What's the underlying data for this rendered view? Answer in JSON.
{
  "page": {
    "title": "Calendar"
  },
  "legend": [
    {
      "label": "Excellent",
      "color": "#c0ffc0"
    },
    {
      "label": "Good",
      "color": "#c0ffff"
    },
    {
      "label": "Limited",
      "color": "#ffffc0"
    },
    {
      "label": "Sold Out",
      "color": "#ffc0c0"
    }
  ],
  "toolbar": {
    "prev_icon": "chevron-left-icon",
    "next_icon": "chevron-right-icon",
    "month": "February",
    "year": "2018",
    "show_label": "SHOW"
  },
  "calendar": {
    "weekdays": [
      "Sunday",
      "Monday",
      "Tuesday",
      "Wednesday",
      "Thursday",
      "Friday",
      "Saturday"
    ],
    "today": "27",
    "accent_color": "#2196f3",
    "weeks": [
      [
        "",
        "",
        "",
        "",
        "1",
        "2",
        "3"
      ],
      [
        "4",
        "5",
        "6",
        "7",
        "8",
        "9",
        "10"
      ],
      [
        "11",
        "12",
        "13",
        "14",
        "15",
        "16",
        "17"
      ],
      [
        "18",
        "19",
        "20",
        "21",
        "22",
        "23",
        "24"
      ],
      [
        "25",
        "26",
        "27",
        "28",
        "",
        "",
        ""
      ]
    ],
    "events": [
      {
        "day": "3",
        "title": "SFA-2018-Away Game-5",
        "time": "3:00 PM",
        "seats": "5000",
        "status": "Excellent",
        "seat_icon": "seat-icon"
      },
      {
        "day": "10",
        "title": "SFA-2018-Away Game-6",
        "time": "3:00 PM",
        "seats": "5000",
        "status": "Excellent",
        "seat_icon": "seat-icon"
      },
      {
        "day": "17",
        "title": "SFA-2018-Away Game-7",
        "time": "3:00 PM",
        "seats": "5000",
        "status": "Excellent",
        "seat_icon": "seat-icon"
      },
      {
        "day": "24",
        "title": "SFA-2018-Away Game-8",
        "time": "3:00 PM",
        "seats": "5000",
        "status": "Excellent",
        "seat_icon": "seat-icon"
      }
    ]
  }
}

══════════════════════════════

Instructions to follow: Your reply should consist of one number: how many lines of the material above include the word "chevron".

Answer section: 2